Something that is an interesting concept in geometry is a depressing commonplace in Washington. In geometry, a line can have length without breadth. In Washington, the argument about the MX missile is like that.

Most MX opponents are ardent for the arms-control "process," one sour fruit of which is . . . the MX. In 1972 the misbegotten ABM treaty banned defense of ICBMs, thereby making a necessity of what many analysts, then as now, considered a virtue: deterrence based on mutual vulnerability. SALT I, signed simultaneously, was permissive and porous. (For example, it limited but neglected to define "heavy" missiles.) So the Soviet buildup, unconstrained by SALT I but legitimized by it, soon made U.S. land- based ICBMs vulnerable to a disarming first strike.

The MX was supposed to cure the vulnerability of Minutemen ICBMs in fixed silos. But after a decade spent considering 34 basing modes, the Pentagon now proposes to put MX in "improved" silos. The Reagan administration could candidly admit that this might create a "use-'em-or-lose-'em" hair-trigger situation in a crisis, and could plausibly argue that this might deter the Soviets from provoking a crisis. Instead, the administration lamely argues that improved "hardening" makes silos invulnerable after all.

The Reagan administration is stuck with an MX that others wanted for reasons related to arms control. Arms controllers are not actually hostile to strategic rationality, if rationality is compatible with arms agreements. But first things -- agreements -- first. Arms controllers know that the way to get agreements is to agree to limit things that are easy to count. So SALT I limited the number of launchers. Result? Bigger launchers packed with more warheads -- more eggs in more vulnerable baskets, like MX.

MX will survive in Congress this year, and by next year will have become a jobs program and probably will be invulnerable (to Congress, not Soviet missiles). It will survive this year thanks to only one thing -- the arms control "process," in which MX is, the administration says, a "bargaining chip." Actually, it is a bargaining chip between the administration and Congress, which supports it lest U.S. negotiators be weakened.

The president says the MX vote is "a vote on Geneva." By "Geneva" he means the arms control "process," during which, since SALT I, the number of nuclear warheads has quadrupled and the Soviets have deployed 21 new nuclear weapons systems.

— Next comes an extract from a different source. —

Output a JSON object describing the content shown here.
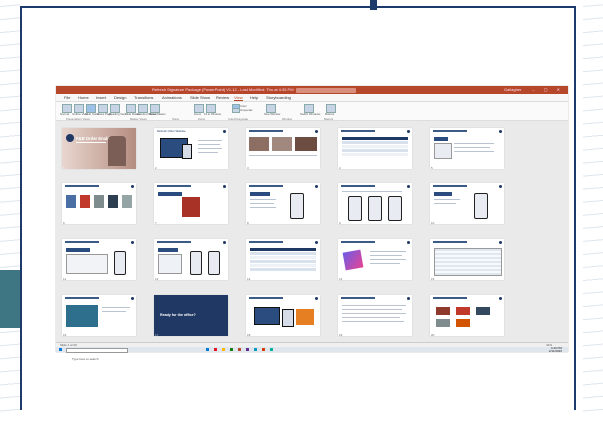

So, although it is fitting that Congress supports a new missile in order to sustain the arms control "process," it is dismal that, to sell this misbegotten missile, Reagan has become a zealous worshipper at the barren altar of arms control.

He says Moscow considers the MX vote a test of U.S. "resolve." But a nation driven from Lebanon by a truck bomb cannot restore its reputation by buying a missile for which three administrations have failed to find an adequate basing mode. A nation that lacks the resolve to use its ships to quarantine a regime such as Nicaragua's or its rifles to overthrow that regime, or even its dollars adequately to support Nicaraguan freedom fighters, cannot show relevant "resolve" by buying high-tech hardware. The West is losing World War III in small wars, not big-missile competitions.

Perhaps the president means that Moscow considers the MX vote a test of U.S. "resolve" to spend for defense. But Moscow would be distraught were Congress to spend the MX dollars on rifles and ships we might actually use, and on aid for freedom fighters in Nicaragua, Cambodia, Vietnam and Afghanistan. Congress could use the small change to buy better radio transmitters to override Soviet jamming that violates the Helsinki accords, which, speaking of resolve, the administration lacks the resolve to repudiate as dead letters.

But there is the rub and the reason that it is sensible to hold your nose, grit your teeth and support MX. If Congress kills MX, it will use the dollars to solve a different vulnerability crisis -- the vulnerability of Congress to constituents an spending cuts.

The current round of arms controlling in Geneva may last a generation. Or perhaps now that the kids have seized control of the Kremlin, the pace will quicken, in which case the two sides can reach a deadlock quickly. The only certainty is that the "process" will have produced MX, a missile conceived as a result of SALT I, gestated during SALT II and born in the hope of SALT III. Actually, the MX argument resembles not geometry, which is reasonable, but modern art -- say, abstract expressionism, which is the work of the confused, sold to the earnest.